→ Activity: Write out each line of the records that has "chevron" in it.

→ Dataset:
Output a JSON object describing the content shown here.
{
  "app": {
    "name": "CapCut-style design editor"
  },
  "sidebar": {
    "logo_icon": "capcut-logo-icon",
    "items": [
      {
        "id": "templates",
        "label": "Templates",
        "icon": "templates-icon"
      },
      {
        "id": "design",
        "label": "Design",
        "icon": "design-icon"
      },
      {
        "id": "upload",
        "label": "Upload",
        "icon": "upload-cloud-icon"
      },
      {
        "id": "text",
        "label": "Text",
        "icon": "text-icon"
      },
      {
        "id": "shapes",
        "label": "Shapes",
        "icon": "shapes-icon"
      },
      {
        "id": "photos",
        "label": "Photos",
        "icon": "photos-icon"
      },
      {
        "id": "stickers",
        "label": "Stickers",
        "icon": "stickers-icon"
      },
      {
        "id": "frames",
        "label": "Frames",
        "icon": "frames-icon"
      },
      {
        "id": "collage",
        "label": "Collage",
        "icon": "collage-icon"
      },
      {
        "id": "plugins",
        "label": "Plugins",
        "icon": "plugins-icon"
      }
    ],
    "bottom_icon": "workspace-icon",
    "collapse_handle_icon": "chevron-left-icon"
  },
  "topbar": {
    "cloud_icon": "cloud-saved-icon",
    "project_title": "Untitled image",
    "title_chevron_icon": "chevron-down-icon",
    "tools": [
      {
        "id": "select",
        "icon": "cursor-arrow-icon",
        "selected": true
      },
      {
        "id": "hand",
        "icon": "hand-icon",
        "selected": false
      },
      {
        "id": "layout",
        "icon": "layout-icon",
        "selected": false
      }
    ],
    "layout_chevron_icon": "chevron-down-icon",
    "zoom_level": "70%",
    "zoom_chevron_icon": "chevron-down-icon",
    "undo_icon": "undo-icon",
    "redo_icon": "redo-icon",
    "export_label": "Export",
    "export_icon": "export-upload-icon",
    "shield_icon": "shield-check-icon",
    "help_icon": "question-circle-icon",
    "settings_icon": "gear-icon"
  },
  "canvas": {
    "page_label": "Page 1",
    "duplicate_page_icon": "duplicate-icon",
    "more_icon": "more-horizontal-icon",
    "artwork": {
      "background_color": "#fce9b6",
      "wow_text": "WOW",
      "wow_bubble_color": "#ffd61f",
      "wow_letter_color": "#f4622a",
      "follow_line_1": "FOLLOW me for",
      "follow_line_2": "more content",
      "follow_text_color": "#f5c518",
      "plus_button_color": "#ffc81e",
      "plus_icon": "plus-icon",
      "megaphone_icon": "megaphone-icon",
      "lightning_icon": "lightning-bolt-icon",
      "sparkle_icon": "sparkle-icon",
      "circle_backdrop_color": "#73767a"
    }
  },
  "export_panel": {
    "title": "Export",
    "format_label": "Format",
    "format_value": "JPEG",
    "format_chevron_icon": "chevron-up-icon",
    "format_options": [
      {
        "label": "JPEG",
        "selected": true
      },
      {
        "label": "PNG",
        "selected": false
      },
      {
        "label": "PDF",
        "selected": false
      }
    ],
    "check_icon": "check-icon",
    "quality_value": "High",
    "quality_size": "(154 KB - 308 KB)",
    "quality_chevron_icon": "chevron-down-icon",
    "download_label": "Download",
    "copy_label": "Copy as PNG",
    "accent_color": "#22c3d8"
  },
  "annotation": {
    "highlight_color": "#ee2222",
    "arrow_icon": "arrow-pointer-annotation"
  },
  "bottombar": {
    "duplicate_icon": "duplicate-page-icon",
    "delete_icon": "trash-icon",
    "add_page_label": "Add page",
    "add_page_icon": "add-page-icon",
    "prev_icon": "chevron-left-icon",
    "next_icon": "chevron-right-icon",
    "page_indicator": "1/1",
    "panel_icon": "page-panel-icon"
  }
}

→ Response to the task:
    "collapse_handle_icon": "chevron-left-icon"
    "title_chevron_icon": "chevron-down-icon",
    "layout_chevron_icon": "chevron-down-icon",
    "zoom_chevron_icon": "chevron-down-icon",
    "format_chevron_icon": "chevron-up-icon",
    "quality_chevron_icon": "chevron-down-icon",
    "prev_icon": "chevron-left-icon",
    "next_icon": "chevron-right-icon",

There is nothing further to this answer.